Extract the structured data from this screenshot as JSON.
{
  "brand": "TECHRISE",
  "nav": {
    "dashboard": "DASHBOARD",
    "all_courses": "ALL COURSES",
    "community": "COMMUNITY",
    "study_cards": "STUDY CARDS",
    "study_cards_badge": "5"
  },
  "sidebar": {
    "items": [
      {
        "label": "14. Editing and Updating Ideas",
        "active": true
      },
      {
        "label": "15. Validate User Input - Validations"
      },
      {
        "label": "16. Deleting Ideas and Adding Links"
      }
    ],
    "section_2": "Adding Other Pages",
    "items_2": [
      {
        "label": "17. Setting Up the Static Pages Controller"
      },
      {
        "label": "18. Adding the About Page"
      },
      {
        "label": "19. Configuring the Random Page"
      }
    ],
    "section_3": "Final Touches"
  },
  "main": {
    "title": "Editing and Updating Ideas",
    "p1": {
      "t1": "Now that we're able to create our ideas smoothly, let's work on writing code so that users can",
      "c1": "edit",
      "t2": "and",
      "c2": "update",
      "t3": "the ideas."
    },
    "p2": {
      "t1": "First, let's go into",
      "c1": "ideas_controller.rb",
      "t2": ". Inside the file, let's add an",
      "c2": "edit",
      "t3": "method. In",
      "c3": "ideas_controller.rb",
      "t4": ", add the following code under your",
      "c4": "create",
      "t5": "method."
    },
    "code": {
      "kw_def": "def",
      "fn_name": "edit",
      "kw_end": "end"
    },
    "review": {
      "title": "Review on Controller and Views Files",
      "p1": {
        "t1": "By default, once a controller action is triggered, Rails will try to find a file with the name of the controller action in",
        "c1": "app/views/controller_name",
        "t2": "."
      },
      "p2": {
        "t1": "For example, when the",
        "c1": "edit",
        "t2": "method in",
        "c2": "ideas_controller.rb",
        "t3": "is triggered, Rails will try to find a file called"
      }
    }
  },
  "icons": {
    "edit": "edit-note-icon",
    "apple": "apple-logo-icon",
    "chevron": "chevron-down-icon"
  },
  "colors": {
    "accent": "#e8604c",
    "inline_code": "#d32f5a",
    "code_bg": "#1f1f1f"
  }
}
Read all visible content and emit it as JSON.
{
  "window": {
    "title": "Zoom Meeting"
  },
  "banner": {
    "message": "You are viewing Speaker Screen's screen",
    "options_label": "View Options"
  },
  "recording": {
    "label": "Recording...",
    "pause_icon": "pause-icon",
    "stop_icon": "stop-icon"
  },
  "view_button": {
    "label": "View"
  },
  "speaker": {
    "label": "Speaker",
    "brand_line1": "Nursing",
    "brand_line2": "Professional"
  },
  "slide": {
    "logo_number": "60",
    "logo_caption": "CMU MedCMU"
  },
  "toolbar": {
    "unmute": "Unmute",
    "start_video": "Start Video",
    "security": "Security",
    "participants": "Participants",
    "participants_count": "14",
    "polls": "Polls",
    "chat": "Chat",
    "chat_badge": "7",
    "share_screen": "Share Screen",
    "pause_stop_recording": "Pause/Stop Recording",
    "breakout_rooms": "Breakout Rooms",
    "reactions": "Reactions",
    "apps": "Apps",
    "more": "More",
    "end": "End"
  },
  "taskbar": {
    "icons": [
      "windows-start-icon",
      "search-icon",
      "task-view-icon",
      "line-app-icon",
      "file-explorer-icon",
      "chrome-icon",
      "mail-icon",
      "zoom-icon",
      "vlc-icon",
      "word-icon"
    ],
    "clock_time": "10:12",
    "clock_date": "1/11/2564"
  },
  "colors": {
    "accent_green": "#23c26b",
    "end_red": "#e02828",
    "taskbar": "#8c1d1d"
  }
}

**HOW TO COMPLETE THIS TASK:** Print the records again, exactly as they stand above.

**YOUR RESPONSE:**
Extract the structured data from this screenshot as JSON.
{
  "brand": "TECHRISE",
  "nav": {
    "dashboard": "DASHBOARD",
    "all_courses": "ALL COURSES",
    "community": "COMMUNITY",
    "study_cards": "STUDY CARDS",
    "study_cards_badge": "5"
  },
  "sidebar": {
    "items": [
      {
        "label": "14. Editing and Updating Ideas",
        "active": true
      },
      {
        "label": "15. Validate User Input - Validations"
      },
      {
        "label": "16. Deleting Ideas and Adding Links"
      }
    ],
    "section_2": "Adding Other Pages",
    "items_2": [
      {
        "label": "17. Setting Up the Static Pages Controller"
      },
      {
        "label": "18. Adding the About Page"
      },
      {
        "label": "19. Configuring the Random Page"
      }
    ],
    "section_3": "Final Touches"
  },
  "main": {
    "title": "Editing and Updating Ideas",
    "p1": {
      "t1": "Now that we're able to create our ideas smoothly, let's work on writing code so that users can",
      "c1": "edit",
      "t2": "and",
      "c2": "update",
      "t3": "the ideas."
    },
    "p2": {
      "t1": "First, let's go into",
      "c1": "ideas_controller.rb",
      "t2": ". Inside the file, let's add an",
      "c2": "edit",
      "t3": "method. In",
      "c3": "ideas_controller.rb",
      "t4": ", add the following code under your",
      "c4": "create",
      "t5": "method."
    },
    "code": {
      "kw_def": "def",
      "fn_name": "edit",
      "kw_end": "end"
    },
    "review": {
      "title": "Review on Controller and Views Files",
      "p1": {
        "t1": "By default, once a controller action is triggered, Rails will try to find a file with the name of the controller action in",
        "c1": "app/views/controller_name",
        "t2": "."
      },
      "p2": {
        "t1": "For example, when the",
        "c1": "edit",
        "t2": "method in",
        "c2": "ideas_controller.rb",
        "t3": "is triggered, Rails will try to find a file called"
      }
    }
  },
  "icons": {
    "edit": "edit-note-icon",
    "apple": "apple-logo-icon",
    "chevron": "chevron-down-icon"
  },
  "colors": {
    "accent": "#e8604c",
    "inline_code": "#d32f5a",
    "code_bg": "#1f1f1f"
  }
}
Read all visible content and emit it as JSON.
{
  "window": {
    "title": "Zoom Meeting"
  },
  "banner": {
    "message": "You are viewing Speaker Screen's screen",
    "options_label": "View Options"
  },
  "recording": {
    "label": "Recording...",
    "pause_icon": "pause-icon",
    "stop_icon": "stop-icon"
  },
  "view_button": {
    "label": "View"
  },
  "speaker": {
    "label": "Speaker",
    "brand_line1": "Nursing",
    "brand_line2": "Professional"
  },
  "slide": {
    "logo_number": "60",
    "logo_caption": "CMU MedCMU"
  },
  "toolbar": {
    "unmute": "Unmute",
    "start_video": "Start Video",
    "security": "Security",
    "participants": "Participants",
    "participants_count": "14",
    "polls": "Polls",
    "chat": "Chat",
    "chat_badge": "7",
    "share_screen": "Share Screen",
    "pause_stop_recording": "Pause/Stop Recording",
    "breakout_rooms": "Breakout Rooms",
    "reactions": "Reactions",
    "apps": "Apps",
    "more": "More",
    "end": "End"
  },
  "taskbar": {
    "icons": [
      "windows-start-icon",
      "search-icon",
      "task-view-icon",
      "line-app-icon",
      "file-explorer-icon",
      "chrome-icon",
      "mail-icon",
      "zoom-icon",
      "vlc-icon",
      "word-icon"
    ],
    "clock_time": "10:12",
    "clock_date": "1/11/2564"
  },
  "colors": {
    "accent_green": "#23c26b",
    "end_red": "#e02828",
    "taskbar": "#8c1d1d"
  }
}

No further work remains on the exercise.